> [Excerpts from an interface dataset]
Segment Open
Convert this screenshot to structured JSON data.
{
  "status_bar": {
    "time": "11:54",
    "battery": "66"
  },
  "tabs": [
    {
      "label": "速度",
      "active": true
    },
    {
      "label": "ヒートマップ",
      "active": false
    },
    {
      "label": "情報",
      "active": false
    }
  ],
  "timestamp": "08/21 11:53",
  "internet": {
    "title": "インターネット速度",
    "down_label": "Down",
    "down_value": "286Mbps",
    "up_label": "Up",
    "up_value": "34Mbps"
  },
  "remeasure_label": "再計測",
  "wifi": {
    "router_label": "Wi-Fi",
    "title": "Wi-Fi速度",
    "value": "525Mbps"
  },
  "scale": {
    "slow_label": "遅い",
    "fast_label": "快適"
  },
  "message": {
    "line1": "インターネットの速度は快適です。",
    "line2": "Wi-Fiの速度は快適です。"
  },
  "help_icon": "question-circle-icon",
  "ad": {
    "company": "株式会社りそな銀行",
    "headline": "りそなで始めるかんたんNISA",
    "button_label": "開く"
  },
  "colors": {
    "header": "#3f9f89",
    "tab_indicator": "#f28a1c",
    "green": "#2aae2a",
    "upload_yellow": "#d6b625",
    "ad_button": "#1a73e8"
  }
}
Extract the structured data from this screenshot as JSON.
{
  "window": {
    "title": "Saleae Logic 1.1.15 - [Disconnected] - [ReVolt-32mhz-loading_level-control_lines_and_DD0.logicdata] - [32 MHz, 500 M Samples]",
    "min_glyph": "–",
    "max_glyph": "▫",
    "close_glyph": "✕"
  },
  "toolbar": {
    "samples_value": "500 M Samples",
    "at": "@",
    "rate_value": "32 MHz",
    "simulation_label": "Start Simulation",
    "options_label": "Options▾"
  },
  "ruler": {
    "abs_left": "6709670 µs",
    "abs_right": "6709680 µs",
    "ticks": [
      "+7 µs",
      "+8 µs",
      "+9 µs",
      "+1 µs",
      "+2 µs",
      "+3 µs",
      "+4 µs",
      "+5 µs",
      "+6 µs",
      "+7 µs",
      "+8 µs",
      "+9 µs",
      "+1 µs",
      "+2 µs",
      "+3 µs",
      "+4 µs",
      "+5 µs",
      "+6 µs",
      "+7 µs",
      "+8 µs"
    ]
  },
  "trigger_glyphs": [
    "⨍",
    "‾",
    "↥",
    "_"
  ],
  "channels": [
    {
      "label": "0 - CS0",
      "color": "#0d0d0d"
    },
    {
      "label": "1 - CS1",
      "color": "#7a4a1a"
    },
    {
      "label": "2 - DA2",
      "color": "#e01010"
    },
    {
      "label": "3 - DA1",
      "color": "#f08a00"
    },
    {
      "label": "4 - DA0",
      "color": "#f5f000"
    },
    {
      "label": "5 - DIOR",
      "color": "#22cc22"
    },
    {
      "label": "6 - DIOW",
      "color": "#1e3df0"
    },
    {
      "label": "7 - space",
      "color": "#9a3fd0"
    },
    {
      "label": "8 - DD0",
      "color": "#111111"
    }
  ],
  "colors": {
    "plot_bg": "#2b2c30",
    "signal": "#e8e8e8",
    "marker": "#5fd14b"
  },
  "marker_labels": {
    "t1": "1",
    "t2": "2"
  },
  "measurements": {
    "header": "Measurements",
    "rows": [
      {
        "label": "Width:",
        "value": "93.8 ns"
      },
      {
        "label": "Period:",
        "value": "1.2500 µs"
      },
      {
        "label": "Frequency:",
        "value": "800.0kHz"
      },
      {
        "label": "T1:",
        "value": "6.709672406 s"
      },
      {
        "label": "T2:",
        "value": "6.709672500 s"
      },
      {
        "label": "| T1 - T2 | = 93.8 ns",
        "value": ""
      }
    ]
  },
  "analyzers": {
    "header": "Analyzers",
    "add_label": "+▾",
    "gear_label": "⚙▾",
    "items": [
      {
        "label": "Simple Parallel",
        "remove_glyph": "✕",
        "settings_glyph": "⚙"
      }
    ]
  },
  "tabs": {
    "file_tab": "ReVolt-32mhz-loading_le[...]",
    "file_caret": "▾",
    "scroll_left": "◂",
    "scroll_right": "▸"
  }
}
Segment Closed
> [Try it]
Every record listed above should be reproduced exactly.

> [Solution to this exercise]
Convert this screenshot to structured JSON data.
{
  "status_bar": {
    "time": "11:54",
    "battery": "66"
  },
  "tabs": [
    {
      "label": "速度",
      "active": true
    },
    {
      "label": "ヒートマップ",
      "active": false
    },
    {
      "label": "情報",
      "active": false
    }
  ],
  "timestamp": "08/21 11:53",
  "internet": {
    "title": "インターネット速度",
    "down_label": "Down",
    "down_value": "286Mbps",
    "up_label": "Up",
    "up_value": "34Mbps"
  },
  "remeasure_label": "再計測",
  "wifi": {
    "router_label": "Wi-Fi",
    "title": "Wi-Fi速度",
    "value": "525Mbps"
  },
  "scale": {
    "slow_label": "遅い",
    "fast_label": "快適"
  },
  "message": {
    "line1": "インターネットの速度は快適です。",
    "line2": "Wi-Fiの速度は快適です。"
  },
  "help_icon": "question-circle-icon",
  "ad": {
    "company": "株式会社りそな銀行",
    "headline": "りそなで始めるかんたんNISA",
    "button_label": "開く"
  },
  "colors": {
    "header": "#3f9f89",
    "tab_indicator": "#f28a1c",
    "green": "#2aae2a",
    "upload_yellow": "#d6b625",
    "ad_button": "#1a73e8"
  }
}
Extract the structured data from this screenshot as JSON.
{
  "window": {
    "title": "Saleae Logic 1.1.15 - [Disconnected] - [ReVolt-32mhz-loading_level-control_lines_and_DD0.logicdata] - [32 MHz, 500 M Samples]",
    "min_glyph": "–",
    "max_glyph": "▫",
    "close_glyph": "✕"
  },
  "toolbar": {
    "samples_value": "500 M Samples",
    "at": "@",
    "rate_value": "32 MHz",
    "simulation_label": "Start Simulation",
    "options_label": "Options▾"
  },
  "ruler": {
    "abs_left": "6709670 µs",
    "abs_right": "6709680 µs",
    "ticks": [
      "+7 µs",
      "+8 µs",
      "+9 µs",
      "+1 µs",
      "+2 µs",
      "+3 µs",
      "+4 µs",
      "+5 µs",
      "+6 µs",
      "+7 µs",
      "+8 µs",
      "+9 µs",
      "+1 µs",
      "+2 µs",
      "+3 µs",
      "+4 µs",
      "+5 µs",
      "+6 µs",
      "+7 µs",
      "+8 µs"
    ]
  },
  "trigger_glyphs": [
    "⨍",
    "‾",
    "↥",
    "_"
  ],
  "channels": [
    {
      "label": "0 - CS0",
      "color": "#0d0d0d"
    },
    {
      "label": "1 - CS1",
      "color": "#7a4a1a"
    },
    {
      "label": "2 - DA2",
      "color": "#e01010"
    },
    {
      "label": "3 - DA1",
      "color": "#f08a00"
    },
    {
      "label": "4 - DA0",
      "color": "#f5f000"
    },
    {
      "label": "5 - DIOR",
      "color": "#22cc22"
    },
    {
      "label": "6 - DIOW",
      "color": "#1e3df0"
    },
    {
      "label": "7 - space",
      "color": "#9a3fd0"
    },
    {
      "label": "8 - DD0",
      "color": "#111111"
    }
  ],
  "colors": {
    "plot_bg": "#2b2c30",
    "signal": "#e8e8e8",
    "marker": "#5fd14b"
  },
  "marker_labels": {
    "t1": "1",
    "t2": "2"
  },
  "measurements": {
    "header": "Measurements",
    "rows": [
      {
        "label": "Width:",
        "value": "93.8 ns"
      },
      {
        "label": "Period:",
        "value": "1.2500 µs"
      },
      {
        "label": "Frequency:",
        "value": "800.0kHz"
      },
      {
        "label": "T1:",
        "value": "6.709672406 s"
      },
      {
        "label": "T2:",
        "value": "6.709672500 s"
      },
      {
        "label": "| T1 - T2 | = 93.8 ns",
        "value": ""
      }
    ]
  },
  "analyzers": {
    "header": "Analyzers",
    "add_label": "+▾",
    "gear_label": "⚙▾",
    "items": [
      {
        "label": "Simple Parallel",
        "remove_glyph": "✕",
        "settings_glyph": "⚙"
      }
    ]
  },
  "tabs": {
    "file_tab": "ReVolt-32mhz-loading_le[...]",
    "file_caret": "▾",
    "scroll_left": "◂",
    "scroll_right": "▸"
  }
}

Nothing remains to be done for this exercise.